**Task material:**
-------
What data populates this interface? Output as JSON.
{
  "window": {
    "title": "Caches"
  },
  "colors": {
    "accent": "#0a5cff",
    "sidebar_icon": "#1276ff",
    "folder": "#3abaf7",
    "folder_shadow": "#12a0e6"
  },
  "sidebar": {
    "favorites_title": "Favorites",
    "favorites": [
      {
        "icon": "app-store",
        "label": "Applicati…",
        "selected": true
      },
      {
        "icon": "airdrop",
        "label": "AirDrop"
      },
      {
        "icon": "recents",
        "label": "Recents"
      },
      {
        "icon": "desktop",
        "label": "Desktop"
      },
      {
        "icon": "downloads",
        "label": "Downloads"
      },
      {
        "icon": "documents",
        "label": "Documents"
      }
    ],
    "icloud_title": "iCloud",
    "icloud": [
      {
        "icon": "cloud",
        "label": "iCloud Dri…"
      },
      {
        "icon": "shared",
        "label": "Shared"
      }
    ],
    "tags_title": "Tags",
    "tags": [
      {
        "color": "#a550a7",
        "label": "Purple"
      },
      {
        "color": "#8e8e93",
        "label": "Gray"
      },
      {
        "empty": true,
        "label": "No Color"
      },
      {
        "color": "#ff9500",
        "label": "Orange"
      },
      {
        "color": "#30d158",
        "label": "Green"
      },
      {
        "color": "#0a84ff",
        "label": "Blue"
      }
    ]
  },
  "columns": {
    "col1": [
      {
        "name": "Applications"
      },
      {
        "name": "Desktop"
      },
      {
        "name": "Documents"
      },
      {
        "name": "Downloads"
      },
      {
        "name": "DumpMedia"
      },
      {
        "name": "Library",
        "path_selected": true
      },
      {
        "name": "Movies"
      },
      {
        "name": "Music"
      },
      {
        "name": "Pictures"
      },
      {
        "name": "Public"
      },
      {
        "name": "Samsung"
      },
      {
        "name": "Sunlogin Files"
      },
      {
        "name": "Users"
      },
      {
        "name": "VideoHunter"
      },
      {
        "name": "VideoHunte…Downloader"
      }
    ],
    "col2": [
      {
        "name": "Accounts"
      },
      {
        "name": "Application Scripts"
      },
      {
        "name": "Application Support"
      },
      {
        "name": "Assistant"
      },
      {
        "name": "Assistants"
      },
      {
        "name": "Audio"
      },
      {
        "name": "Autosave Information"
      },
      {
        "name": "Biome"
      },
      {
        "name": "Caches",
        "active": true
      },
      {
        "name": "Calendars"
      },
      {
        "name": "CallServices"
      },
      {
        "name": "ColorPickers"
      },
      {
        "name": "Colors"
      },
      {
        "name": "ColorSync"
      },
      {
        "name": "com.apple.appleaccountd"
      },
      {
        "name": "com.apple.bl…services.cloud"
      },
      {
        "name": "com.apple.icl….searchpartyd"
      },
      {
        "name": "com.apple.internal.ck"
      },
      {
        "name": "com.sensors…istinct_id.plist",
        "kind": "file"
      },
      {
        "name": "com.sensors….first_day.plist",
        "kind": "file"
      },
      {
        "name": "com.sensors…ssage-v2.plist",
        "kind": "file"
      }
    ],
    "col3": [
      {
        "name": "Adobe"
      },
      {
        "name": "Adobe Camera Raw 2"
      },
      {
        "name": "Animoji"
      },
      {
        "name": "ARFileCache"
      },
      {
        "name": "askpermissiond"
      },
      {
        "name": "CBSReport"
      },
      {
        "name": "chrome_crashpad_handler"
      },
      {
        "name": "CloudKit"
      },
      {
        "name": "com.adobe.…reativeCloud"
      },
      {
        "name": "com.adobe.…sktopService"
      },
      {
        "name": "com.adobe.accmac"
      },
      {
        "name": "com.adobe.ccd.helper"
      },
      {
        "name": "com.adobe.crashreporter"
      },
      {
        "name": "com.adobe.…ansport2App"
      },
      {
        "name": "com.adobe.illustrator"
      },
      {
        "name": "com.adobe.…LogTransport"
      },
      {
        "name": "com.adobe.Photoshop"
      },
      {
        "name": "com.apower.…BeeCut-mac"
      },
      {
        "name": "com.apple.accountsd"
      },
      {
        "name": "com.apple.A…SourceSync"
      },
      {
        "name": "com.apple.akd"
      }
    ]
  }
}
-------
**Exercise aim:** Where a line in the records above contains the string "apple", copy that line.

**Response to the task:**
        "name": "com.apple.appleaccountd"
        "name": "com.apple.bl…services.cloud"
        "name": "com.apple.icl….searchpartyd"
        "name": "com.apple.internal.ck"
        "name": "com.apple.accountsd"
        "name": "com.apple.A…SourceSync"
        "name": "com.apple.akd"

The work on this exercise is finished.